PROMPT -
Copy every line in the listing that contains "this".

DATA EXTRACTS -
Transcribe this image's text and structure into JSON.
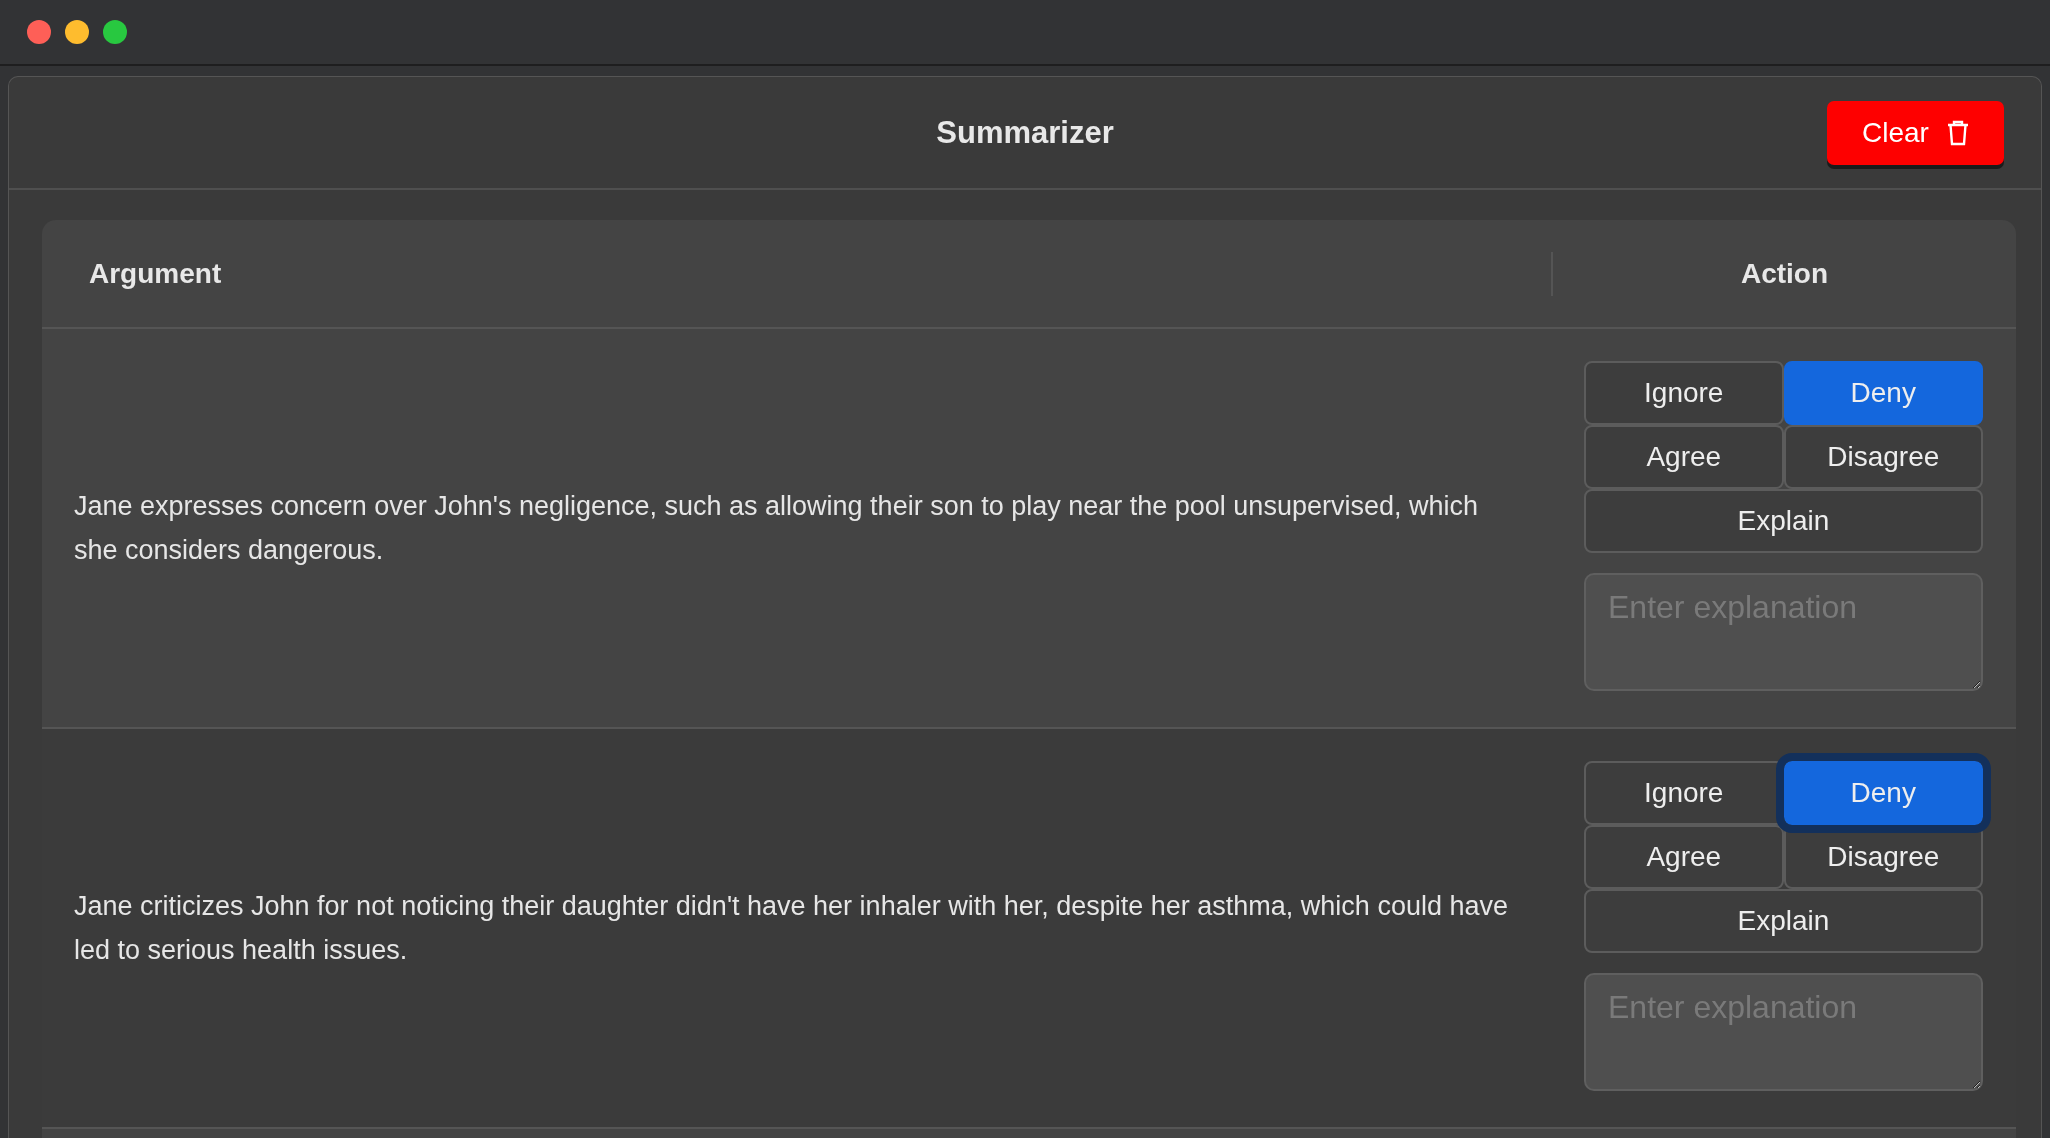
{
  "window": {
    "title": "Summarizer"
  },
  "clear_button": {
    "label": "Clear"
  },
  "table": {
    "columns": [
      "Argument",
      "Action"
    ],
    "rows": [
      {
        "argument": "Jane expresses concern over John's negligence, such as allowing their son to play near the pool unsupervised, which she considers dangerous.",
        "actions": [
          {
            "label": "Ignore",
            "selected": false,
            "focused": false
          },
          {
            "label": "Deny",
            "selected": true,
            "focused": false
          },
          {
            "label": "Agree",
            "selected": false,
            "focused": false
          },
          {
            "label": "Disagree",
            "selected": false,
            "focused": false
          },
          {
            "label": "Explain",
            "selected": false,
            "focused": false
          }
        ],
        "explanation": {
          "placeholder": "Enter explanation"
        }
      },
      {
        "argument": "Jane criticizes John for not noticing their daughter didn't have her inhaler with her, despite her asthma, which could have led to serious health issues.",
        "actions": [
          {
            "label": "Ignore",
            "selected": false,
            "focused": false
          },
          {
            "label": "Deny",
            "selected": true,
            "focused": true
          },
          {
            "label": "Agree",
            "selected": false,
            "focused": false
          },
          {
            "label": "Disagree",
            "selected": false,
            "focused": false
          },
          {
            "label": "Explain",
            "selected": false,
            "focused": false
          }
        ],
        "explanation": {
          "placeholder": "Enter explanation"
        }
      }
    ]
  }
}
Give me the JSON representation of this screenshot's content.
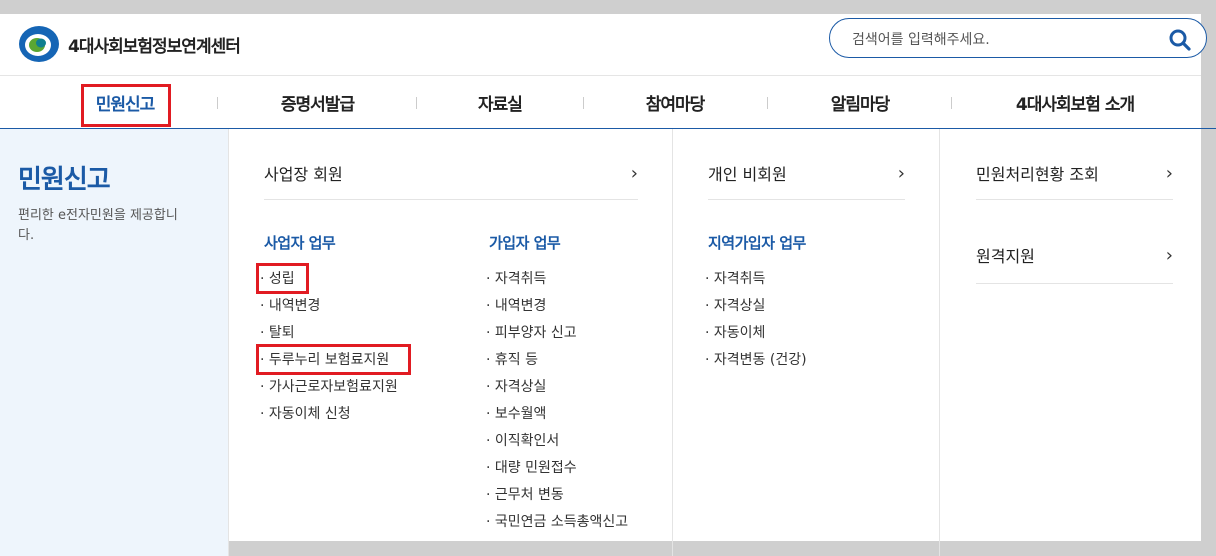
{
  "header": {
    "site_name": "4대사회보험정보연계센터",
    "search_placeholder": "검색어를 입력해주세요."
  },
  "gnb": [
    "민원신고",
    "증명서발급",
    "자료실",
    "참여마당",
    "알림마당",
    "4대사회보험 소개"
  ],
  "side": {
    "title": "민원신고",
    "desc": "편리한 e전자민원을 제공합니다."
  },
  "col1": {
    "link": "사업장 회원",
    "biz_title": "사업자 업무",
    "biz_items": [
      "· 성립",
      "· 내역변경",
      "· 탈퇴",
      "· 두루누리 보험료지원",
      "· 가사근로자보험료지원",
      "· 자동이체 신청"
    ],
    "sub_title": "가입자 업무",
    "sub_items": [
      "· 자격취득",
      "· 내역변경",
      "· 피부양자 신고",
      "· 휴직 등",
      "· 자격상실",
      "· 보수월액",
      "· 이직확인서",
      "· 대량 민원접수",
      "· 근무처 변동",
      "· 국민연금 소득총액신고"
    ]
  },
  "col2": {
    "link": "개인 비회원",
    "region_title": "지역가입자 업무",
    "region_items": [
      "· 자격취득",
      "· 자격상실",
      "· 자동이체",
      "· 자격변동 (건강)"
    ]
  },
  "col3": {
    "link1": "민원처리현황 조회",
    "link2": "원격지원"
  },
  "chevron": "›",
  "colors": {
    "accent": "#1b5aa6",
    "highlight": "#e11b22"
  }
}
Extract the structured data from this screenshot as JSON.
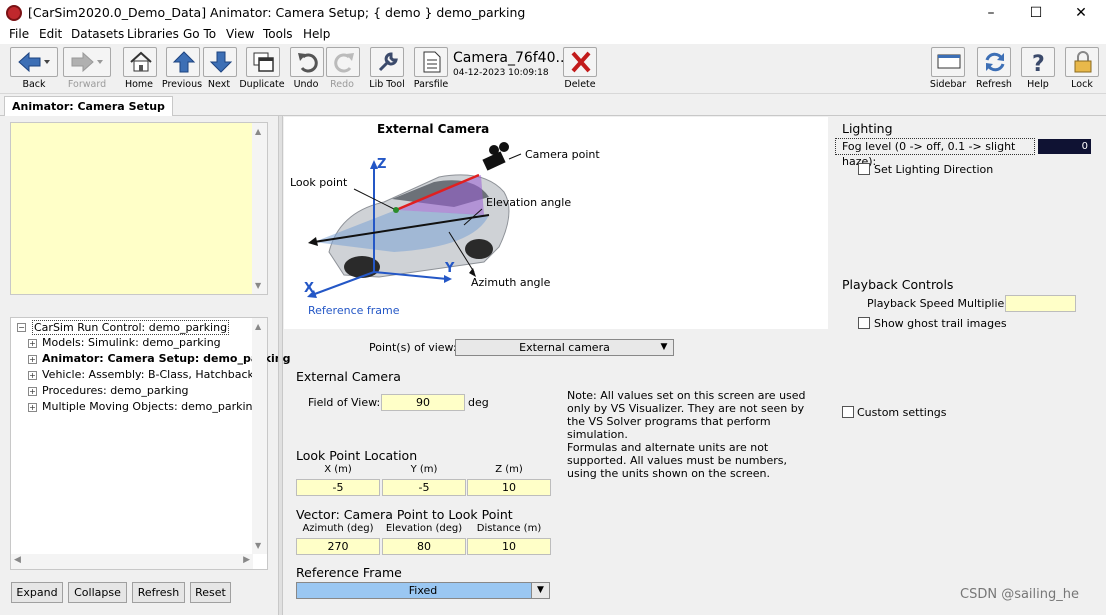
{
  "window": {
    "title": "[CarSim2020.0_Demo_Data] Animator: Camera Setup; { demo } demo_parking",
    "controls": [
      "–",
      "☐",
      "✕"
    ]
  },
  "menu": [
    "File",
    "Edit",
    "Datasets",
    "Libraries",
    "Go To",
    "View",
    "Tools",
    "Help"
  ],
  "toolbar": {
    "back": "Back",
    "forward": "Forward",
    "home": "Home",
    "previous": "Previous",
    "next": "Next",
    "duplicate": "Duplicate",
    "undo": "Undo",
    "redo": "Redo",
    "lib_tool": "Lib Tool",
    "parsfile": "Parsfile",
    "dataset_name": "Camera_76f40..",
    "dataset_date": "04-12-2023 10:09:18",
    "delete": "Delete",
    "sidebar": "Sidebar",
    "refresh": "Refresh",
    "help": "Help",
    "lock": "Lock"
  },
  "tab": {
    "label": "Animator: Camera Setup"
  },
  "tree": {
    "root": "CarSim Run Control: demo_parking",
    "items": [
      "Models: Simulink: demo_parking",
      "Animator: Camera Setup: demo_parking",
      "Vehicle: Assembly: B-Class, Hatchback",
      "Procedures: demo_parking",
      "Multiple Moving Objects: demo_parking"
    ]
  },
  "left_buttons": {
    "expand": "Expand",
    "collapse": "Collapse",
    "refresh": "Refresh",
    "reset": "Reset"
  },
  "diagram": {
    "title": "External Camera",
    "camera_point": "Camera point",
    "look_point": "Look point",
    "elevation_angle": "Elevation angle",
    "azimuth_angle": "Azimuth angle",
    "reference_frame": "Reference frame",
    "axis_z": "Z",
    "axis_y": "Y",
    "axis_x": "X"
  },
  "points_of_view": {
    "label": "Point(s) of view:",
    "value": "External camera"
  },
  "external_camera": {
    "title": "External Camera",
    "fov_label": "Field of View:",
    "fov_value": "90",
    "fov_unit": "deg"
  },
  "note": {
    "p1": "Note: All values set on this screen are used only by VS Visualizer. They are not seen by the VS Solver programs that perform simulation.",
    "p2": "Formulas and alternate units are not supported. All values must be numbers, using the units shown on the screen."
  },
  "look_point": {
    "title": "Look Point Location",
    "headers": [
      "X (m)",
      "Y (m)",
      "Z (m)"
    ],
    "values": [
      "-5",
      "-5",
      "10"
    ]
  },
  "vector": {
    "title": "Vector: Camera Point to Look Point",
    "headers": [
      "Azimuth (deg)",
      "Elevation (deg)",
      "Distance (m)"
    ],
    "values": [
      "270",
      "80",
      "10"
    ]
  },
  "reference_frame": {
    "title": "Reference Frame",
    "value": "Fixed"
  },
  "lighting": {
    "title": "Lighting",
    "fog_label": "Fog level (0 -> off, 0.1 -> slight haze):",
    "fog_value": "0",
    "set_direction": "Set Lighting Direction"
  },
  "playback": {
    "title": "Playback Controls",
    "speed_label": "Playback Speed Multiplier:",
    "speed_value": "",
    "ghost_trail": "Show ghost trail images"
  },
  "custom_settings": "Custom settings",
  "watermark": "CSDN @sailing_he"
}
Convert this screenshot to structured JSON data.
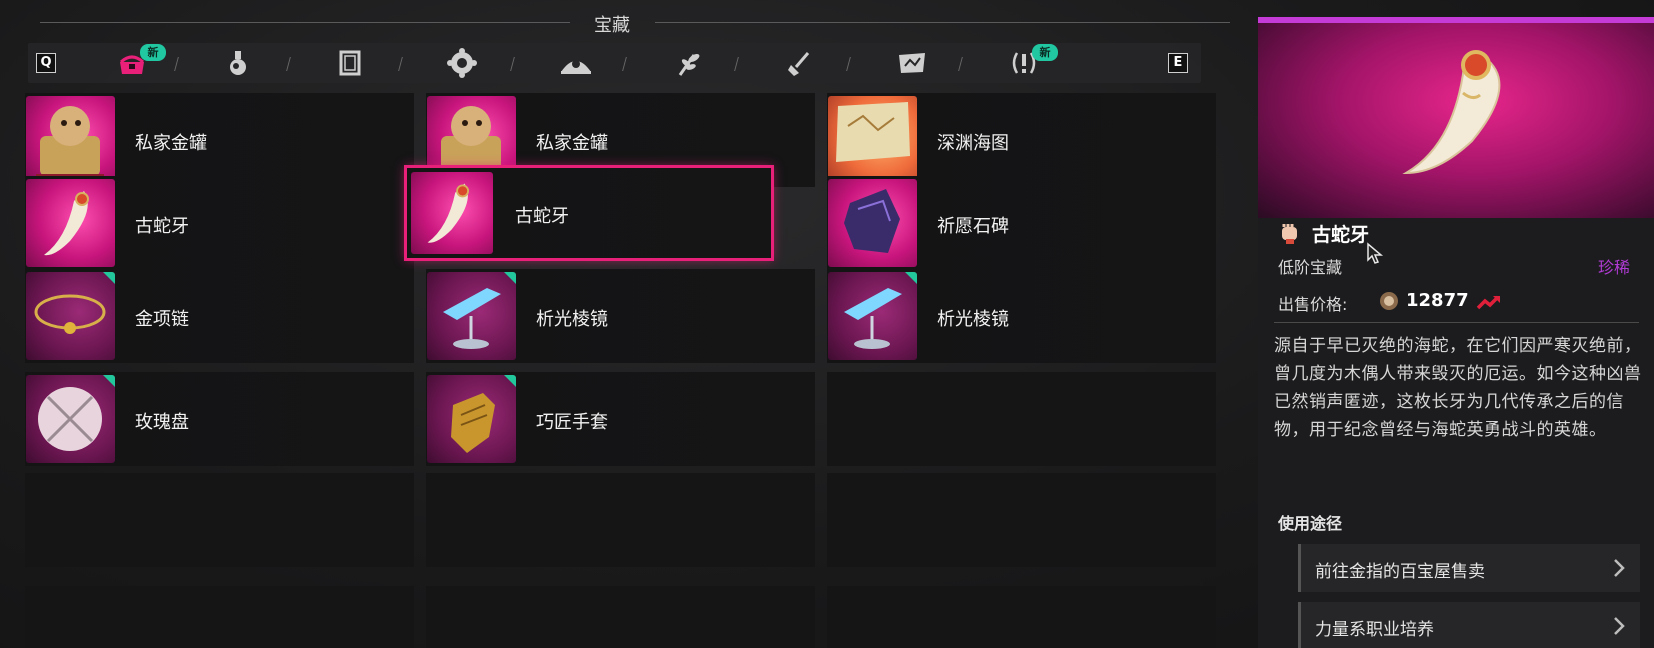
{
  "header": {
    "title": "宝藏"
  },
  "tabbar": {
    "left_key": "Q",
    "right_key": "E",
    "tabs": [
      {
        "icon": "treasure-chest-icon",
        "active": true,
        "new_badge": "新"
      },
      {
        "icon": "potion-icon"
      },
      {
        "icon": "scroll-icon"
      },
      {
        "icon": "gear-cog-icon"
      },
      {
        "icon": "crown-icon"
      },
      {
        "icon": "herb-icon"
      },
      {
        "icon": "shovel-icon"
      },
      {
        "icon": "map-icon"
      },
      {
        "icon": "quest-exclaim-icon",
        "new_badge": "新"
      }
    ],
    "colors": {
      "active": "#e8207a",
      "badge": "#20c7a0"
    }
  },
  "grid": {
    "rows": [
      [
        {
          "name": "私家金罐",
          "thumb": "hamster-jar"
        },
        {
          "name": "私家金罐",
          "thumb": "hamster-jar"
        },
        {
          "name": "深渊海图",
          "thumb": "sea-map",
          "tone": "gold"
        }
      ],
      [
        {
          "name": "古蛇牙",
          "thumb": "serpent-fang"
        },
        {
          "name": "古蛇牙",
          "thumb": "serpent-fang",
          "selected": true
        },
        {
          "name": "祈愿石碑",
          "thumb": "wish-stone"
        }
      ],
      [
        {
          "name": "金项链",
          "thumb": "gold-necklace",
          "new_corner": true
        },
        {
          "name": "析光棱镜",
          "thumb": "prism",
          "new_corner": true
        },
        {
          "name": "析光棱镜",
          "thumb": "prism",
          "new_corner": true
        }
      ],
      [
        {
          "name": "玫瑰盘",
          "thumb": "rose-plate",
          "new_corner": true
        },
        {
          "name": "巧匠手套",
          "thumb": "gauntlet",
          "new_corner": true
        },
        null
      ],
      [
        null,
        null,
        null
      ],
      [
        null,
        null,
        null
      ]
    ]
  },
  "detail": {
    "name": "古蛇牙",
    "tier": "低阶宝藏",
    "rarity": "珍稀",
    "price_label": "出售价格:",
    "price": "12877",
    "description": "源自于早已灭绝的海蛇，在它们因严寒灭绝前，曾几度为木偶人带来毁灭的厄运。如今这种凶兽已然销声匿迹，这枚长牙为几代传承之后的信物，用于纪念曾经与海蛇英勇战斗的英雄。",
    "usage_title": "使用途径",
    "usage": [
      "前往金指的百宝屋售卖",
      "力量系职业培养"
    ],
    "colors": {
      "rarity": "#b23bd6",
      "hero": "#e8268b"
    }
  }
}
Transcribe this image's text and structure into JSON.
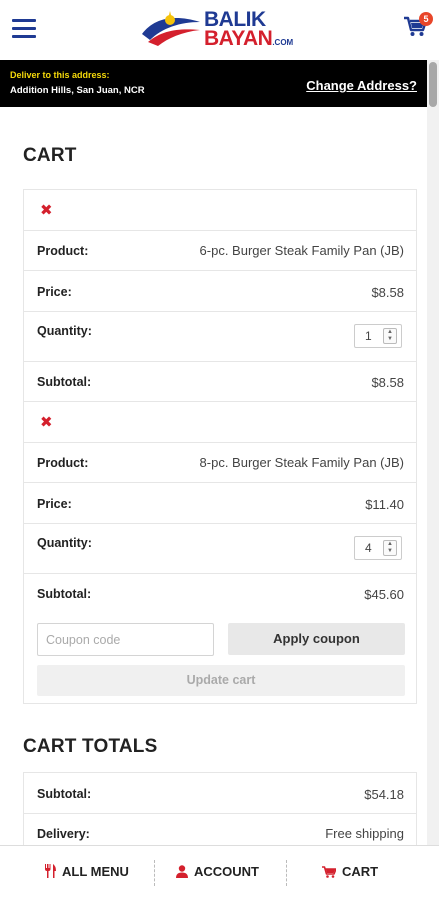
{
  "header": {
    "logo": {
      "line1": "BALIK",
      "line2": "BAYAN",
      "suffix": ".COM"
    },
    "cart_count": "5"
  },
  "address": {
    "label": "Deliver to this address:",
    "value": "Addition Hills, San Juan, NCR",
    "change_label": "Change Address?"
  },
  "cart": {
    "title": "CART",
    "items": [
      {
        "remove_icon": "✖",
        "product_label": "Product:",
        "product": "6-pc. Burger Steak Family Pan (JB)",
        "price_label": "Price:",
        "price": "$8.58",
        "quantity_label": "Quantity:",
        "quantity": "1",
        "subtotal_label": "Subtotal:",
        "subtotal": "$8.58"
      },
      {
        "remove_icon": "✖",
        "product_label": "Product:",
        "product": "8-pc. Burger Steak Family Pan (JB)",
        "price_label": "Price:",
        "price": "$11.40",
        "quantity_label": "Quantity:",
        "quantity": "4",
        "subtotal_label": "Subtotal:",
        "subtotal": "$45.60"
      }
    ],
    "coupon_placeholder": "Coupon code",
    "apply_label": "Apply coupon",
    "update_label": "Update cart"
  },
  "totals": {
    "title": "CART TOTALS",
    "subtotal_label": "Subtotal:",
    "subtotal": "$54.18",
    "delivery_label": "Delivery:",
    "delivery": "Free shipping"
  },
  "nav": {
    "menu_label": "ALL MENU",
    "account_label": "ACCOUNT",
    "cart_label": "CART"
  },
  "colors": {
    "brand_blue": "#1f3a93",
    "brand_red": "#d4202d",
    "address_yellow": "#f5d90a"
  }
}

OUTPUT OF THE EXERCISE -
Transcribe this image's text and structure into JSON.
Give me the JSON representation of this screenshot's content.
Extract the structured data from this screenshot as JSON.
    "p1": "Note: All values set on this screen are used only by VS Visualizer. They are not seen by the VS Solver programs that perform simulation.",
Convert this screenshot to structured JSON data.
Transcribe this image's text and structure into JSON.
    "label": "Deliver to this address:",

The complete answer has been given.